> What to produce: Lines of the records that hold the word "Application" are to be counted; give the number and nothing more.

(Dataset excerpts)
----------
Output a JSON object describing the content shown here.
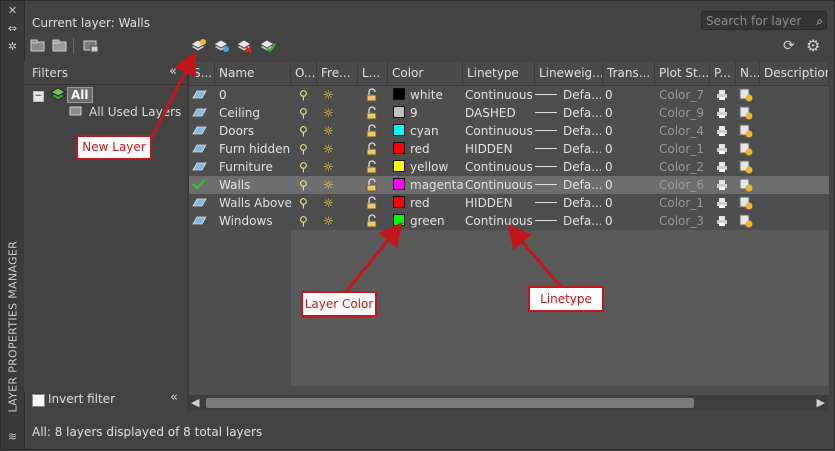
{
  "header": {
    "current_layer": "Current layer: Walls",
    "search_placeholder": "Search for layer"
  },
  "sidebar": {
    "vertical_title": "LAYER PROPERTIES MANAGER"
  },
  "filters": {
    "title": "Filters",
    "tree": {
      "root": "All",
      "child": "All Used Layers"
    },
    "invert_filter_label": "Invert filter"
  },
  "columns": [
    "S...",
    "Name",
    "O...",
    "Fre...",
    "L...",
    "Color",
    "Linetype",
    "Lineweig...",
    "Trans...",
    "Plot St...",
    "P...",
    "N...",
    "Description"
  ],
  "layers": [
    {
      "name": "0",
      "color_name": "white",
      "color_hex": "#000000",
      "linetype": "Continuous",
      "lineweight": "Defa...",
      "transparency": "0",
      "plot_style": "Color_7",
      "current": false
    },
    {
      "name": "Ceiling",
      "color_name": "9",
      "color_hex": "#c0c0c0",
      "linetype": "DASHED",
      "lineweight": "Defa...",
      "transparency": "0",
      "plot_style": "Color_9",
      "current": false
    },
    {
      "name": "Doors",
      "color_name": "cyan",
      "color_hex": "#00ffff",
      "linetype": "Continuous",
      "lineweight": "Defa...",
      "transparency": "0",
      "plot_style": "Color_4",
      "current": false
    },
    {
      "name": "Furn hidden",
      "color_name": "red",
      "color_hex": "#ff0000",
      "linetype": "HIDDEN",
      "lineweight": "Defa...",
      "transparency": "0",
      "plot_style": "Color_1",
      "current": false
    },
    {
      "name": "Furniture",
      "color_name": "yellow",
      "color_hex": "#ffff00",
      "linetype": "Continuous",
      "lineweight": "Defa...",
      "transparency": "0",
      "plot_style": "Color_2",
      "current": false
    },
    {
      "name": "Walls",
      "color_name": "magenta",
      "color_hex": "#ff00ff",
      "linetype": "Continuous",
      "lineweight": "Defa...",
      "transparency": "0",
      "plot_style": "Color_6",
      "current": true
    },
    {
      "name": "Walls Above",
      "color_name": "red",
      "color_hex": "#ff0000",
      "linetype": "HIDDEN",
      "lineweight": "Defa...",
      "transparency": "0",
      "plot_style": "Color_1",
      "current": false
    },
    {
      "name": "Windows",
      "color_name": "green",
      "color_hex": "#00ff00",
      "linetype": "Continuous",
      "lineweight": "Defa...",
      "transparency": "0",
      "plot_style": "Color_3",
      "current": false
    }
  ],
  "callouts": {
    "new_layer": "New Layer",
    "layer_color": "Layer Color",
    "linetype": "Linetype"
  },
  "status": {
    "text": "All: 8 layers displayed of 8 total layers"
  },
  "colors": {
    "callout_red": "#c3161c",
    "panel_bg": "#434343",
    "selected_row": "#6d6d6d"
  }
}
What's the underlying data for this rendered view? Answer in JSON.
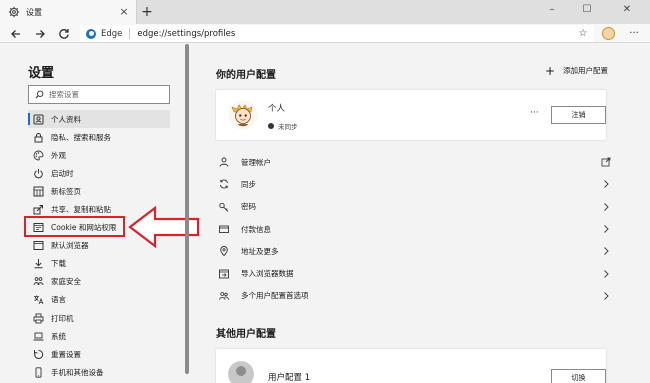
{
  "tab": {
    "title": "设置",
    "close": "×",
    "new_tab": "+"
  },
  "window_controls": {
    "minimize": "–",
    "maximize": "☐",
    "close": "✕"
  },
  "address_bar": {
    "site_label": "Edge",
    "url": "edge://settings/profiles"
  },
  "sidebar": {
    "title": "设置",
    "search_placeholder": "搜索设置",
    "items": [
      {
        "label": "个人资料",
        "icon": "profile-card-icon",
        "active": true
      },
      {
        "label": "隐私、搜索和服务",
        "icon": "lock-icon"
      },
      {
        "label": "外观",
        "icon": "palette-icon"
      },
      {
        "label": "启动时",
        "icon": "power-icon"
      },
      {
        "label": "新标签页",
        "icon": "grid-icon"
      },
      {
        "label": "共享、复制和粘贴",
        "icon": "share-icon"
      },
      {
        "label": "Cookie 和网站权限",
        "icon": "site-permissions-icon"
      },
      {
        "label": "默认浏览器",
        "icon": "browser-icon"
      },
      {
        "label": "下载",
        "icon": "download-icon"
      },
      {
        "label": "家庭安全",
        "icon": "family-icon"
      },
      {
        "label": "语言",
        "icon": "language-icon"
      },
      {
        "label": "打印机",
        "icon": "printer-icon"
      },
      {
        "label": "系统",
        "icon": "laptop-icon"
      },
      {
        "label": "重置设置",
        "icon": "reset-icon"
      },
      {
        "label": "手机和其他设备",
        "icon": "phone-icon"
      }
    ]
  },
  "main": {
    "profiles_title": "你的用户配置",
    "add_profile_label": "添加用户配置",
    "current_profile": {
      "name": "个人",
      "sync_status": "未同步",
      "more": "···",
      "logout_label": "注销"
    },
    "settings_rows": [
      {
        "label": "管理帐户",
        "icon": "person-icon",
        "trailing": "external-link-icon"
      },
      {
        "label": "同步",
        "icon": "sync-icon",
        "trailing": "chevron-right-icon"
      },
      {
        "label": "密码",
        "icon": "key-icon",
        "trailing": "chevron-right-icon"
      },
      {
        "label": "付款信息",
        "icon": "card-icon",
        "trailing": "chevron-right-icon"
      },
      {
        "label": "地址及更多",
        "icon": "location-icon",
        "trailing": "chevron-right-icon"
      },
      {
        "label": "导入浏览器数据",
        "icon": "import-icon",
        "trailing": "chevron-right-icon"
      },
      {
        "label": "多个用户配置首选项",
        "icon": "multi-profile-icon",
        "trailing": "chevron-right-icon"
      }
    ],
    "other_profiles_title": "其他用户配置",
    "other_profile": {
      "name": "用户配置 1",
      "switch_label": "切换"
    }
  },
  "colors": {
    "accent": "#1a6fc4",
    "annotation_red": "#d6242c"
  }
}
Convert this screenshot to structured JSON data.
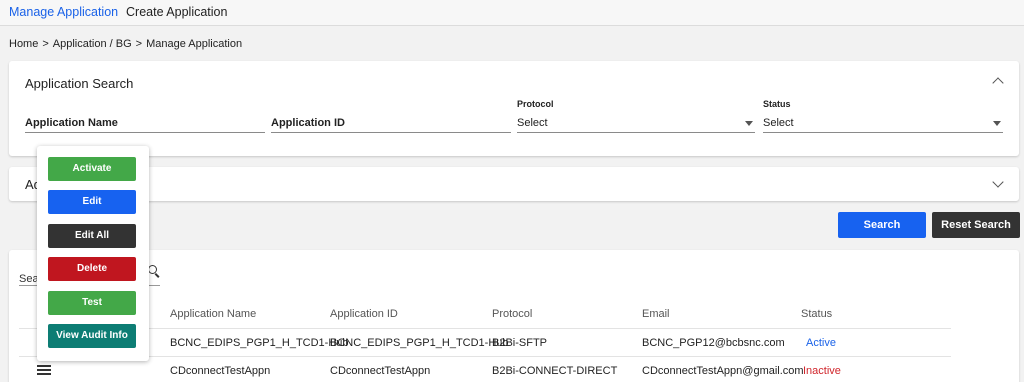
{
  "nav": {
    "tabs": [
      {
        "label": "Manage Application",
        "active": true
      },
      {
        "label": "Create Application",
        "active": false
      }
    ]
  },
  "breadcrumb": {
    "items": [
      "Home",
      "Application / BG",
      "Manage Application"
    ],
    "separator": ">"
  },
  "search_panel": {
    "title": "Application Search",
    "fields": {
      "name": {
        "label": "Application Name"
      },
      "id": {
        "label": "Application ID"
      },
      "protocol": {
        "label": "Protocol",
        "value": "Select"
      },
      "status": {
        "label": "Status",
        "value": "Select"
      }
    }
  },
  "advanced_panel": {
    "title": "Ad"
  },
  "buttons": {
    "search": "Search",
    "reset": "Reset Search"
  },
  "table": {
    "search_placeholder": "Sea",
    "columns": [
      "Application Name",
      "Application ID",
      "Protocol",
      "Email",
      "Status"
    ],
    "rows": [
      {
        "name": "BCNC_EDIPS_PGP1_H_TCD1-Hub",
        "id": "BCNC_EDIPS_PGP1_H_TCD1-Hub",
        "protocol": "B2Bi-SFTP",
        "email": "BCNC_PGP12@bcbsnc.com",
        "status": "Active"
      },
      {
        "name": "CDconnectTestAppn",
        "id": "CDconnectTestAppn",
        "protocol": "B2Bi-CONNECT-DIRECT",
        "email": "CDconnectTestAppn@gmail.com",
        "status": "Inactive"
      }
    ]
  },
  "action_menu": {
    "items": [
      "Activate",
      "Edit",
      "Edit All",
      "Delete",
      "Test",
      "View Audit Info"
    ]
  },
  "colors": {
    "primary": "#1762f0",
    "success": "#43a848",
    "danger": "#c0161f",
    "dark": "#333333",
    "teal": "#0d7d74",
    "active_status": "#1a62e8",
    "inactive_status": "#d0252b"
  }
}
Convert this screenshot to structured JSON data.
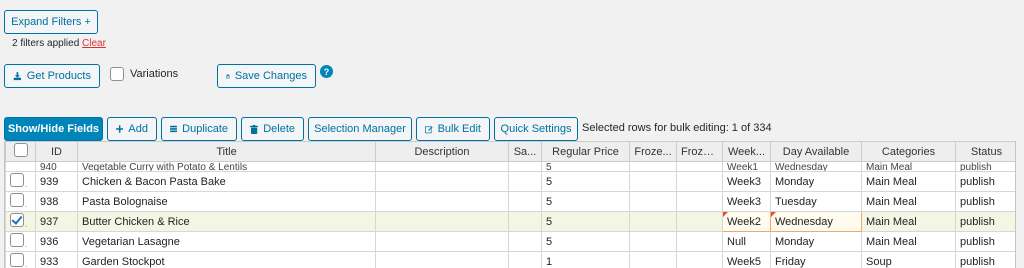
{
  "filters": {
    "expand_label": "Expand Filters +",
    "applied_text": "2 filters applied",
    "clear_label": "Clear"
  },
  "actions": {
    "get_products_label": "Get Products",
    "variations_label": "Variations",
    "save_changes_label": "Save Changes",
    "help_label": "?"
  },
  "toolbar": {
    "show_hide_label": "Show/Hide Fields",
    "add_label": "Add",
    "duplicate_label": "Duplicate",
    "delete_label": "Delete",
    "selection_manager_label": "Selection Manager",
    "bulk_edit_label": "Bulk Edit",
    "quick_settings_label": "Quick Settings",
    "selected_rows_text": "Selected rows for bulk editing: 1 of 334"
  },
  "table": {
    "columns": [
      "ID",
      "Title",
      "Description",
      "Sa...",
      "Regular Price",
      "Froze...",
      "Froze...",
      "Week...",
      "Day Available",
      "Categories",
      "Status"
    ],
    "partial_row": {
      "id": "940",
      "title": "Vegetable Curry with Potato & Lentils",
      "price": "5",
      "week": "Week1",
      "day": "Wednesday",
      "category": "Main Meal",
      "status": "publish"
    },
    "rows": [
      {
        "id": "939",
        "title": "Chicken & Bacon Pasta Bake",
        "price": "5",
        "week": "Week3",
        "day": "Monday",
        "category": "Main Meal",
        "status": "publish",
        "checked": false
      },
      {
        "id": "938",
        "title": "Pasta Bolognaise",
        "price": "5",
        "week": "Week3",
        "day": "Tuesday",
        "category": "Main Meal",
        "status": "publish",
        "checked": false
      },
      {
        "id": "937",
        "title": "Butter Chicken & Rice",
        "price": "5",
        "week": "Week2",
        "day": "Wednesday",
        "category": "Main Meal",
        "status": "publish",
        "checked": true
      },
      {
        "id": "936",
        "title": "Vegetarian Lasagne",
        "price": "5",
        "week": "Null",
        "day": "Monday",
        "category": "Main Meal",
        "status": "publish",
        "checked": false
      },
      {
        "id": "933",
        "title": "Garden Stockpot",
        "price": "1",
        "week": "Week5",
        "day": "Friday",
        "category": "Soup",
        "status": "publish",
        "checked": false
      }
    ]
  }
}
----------
> Response box: 9